Summary: Pudgley is a plump, little rabbit living in a big city trying to make the most out of his life. But living with an older brother and his brother’s best friend, both of whom often put him down for his weight makes life a lot more difficult for young Pudgley. As Pudgley notices crime increasing in his home city of Carrotropolis he decides someone needs to rise up and be a hero. And that hero is him.
Review: Judging The Impenetrable Carrot by its cover pretty much guarantees you won’t check out the issue. Boasting a simple design as a crudely drawn, frowning rabbit looks over his makeshift superhero outfit. There’s nothing about it that screams “READ ME!”

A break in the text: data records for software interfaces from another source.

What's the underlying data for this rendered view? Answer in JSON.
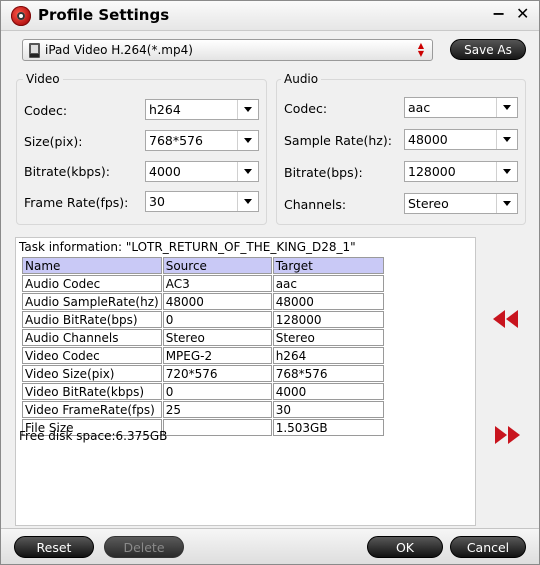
{
  "window": {
    "title": "Profile Settings",
    "minimize_label": "−",
    "close_label": "✕"
  },
  "profile": {
    "selected": "iPad Video H.264(*.mp4)",
    "save_as_label": "Save As"
  },
  "video": {
    "group_title": "Video",
    "codec_label": "Codec:",
    "codec_value": "h264",
    "size_label": "Size(pix):",
    "size_value": "768*576",
    "bitrate_label": "Bitrate(kbps):",
    "bitrate_value": "4000",
    "framerate_label": "Frame Rate(fps):",
    "framerate_value": "30"
  },
  "audio": {
    "group_title": "Audio",
    "codec_label": "Codec:",
    "codec_value": "aac",
    "samplerate_label": "Sample Rate(hz):",
    "samplerate_value": "48000",
    "bitrate_label": "Bitrate(bps):",
    "bitrate_value": "128000",
    "channels_label": "Channels:",
    "channels_value": "Stereo"
  },
  "task": {
    "title": "Task information: \"LOTR_RETURN_OF_THE_KING_D28_1\"",
    "headers": [
      "Name",
      "Source",
      "Target"
    ],
    "rows": [
      [
        "Audio Codec",
        "AC3",
        "aac"
      ],
      [
        "Audio SampleRate(hz)",
        "48000",
        "48000"
      ],
      [
        "Audio BitRate(bps)",
        "0",
        "128000"
      ],
      [
        "Audio Channels",
        "Stereo",
        "Stereo"
      ],
      [
        "Video Codec",
        "MPEG-2",
        "h264"
      ],
      [
        "Video Size(pix)",
        "720*576",
        "768*576"
      ],
      [
        "Video BitRate(kbps)",
        "0",
        "4000"
      ],
      [
        "Video FrameRate(fps)",
        "25",
        "30"
      ],
      [
        "File Size",
        "",
        "1.503GB"
      ]
    ],
    "free_space": "Free disk space:6.375GB"
  },
  "buttons": {
    "reset": "Reset",
    "delete": "Delete",
    "ok": "OK",
    "cancel": "Cancel"
  },
  "colors": {
    "accent_red": "#c8141e",
    "header_row": "#c9c9f6",
    "button_dark": "#1a1a1a"
  },
  "icons": {
    "app": "app-logo-icon",
    "profile": "ipad-device-icon",
    "prev": "double-left-arrow-icon",
    "next": "double-right-arrow-icon"
  }
}
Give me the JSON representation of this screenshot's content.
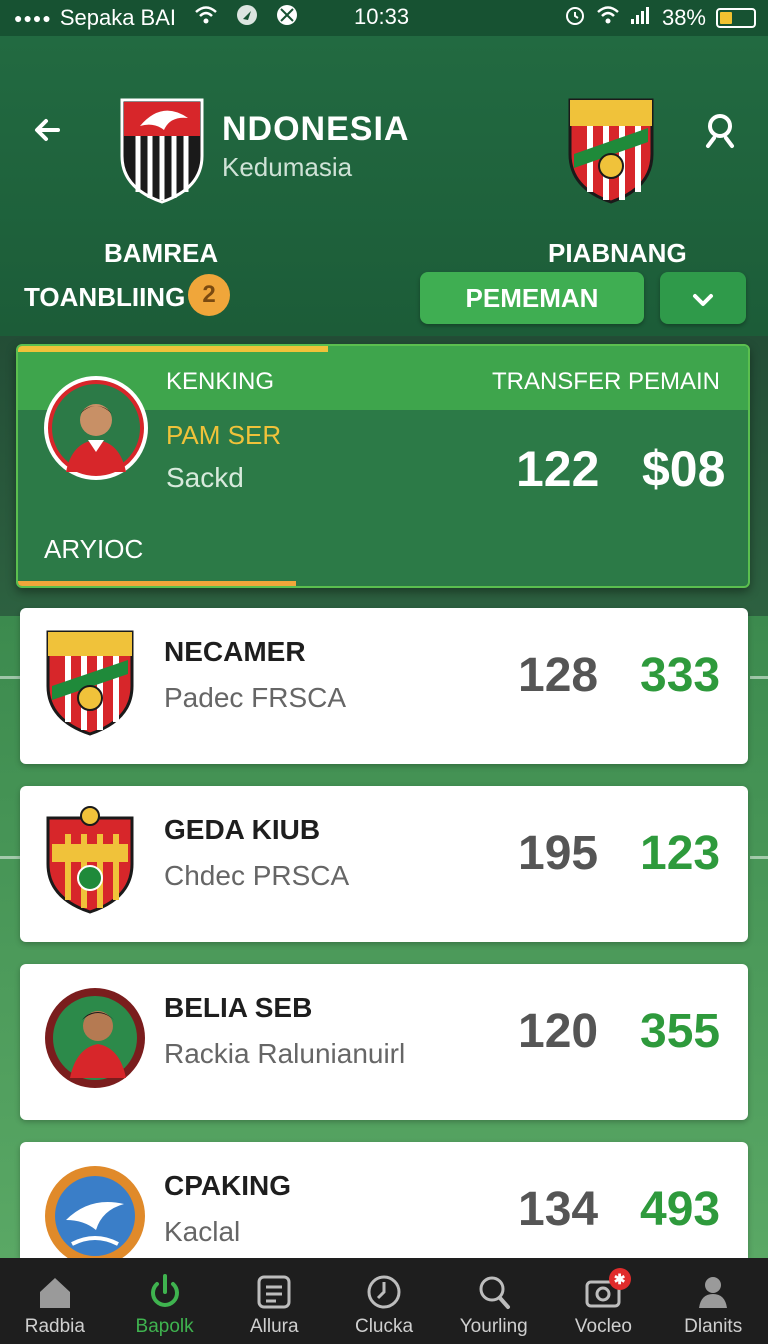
{
  "status_bar": {
    "carrier": "Sepaka BAI",
    "time": "10:33",
    "battery": "38%"
  },
  "header": {
    "title": "NDONESIA",
    "subtitle": "Kedumasia",
    "team_left": "BAMREA",
    "team_right": "PIABNANG",
    "rank_label": "TOANBLIING",
    "rank_badge": "2",
    "pill_label": "PEMEMAN"
  },
  "featured": {
    "header_left": "KENKING",
    "header_right": "TRANSFER PEMAIN",
    "player_name": "PAM SER",
    "player_sub": "Sackd",
    "value1": "122",
    "value2": "$08",
    "footer": "ARYIOC"
  },
  "players": [
    {
      "name": "NECAMER",
      "sub": "Padec FRSCA",
      "num1": "128",
      "num2": "333"
    },
    {
      "name": "GEDA KIUB",
      "sub": "Chdec PRSCA",
      "num1": "195",
      "num2": "123"
    },
    {
      "name": "BELIA SEB",
      "sub": "Rackia Ralunianuirl",
      "num1": "120",
      "num2": "355"
    },
    {
      "name": "CPAKING",
      "sub": "Kaclal",
      "num1": "134",
      "num2": "493"
    }
  ],
  "nav": [
    {
      "label": "Radbia",
      "icon": "home-icon"
    },
    {
      "label": "Bapolk",
      "icon": "power-icon"
    },
    {
      "label": "Allura",
      "icon": "grid-icon"
    },
    {
      "label": "Clucka",
      "icon": "clock-icon"
    },
    {
      "label": "Yourling",
      "icon": "search-icon"
    },
    {
      "label": "Vocleo",
      "icon": "camera-icon"
    },
    {
      "label": "Dlanits",
      "icon": "person-icon"
    }
  ],
  "colors": {
    "primary_green": "#1f5a3a",
    "accent_green": "#3fae52",
    "gold": "#f0c23a",
    "value_green": "#2e9a3c"
  }
}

However, when peering into this comic and actually giving it a chance something happens. You begin to realize there is a lot more to this sad frowning rabbit than meets the eye. Yes, the art is still crude, but it’s legible and looks as if Krebs is actually trying rather than lazily throwing lines onto a page like I see a lot of professional artists do. So while the art definitely needs a lot of work, I don’t have a lot of issues with it.
Right off the bat we’re introduced to Pudgley and his fantasies of giving Carrotropolis the hero it so desperately needs. Directly after that his confidence and grandeur is shattered when his brother begins verbally abusing him sending Pudgley into a depressive state, a family dynamic that plagues him the entire issue. And definitely not something I was equipped to handle going into this story.
It’s this extra something that lends a real relatable, human element to the story tethering the characters to the reader. It’s easy to feel sorry for Pudgley because a lot of us have felt like him at least a few times in our lives. Yet while he is constantly battling depression because of his weight and his family he’s also trying very hard not to let them dictate his life.
A good representation of that is his fantastical ideas of saving the city of Carrotropolis as a costumed hero. This is something we actually get to see this issue as Pudgley cobbles together a very basic, crude suit made out of literally just a mask and a towel for a cape. He then runs around trying to combat evil but usually ends up failing because being a real hero is extremely difficult or he completely misunderstands the situation at hand.
I liked that he had a lot of trouble actually being a hero.
What is Pudgley saving the city from, exactly? Sure, the city’s going under and he sees that, but other than just dealing with random events happening all around him for the entire issue Krebs actually does give us a villain to root against. A mob that is making millions off of illegally processed carrots. Pudgley does his best to stop them and this gets the attention of the mob boss, Alfredo Frank. The issue ends with Pudgley coming face-to-face with Frank, and things really don’t look like their in Pudgley’s favor.
I doubt anything bad will happen to Pudgley so I don’t find myself finishing this comic with an real sense of suspense plus it’s actually kind of an abrupt, oddly paced endings as it is so it feels off. But I definitely wouldn’t mind knowing what happens next to young Pudgley and whether or not he ever gets to truly be the hero he’s also wanted to be.
Final Score: 4 Runt of the Litter Rabbits out of 5
Editor’s Note: Head here to grab yourself a copy!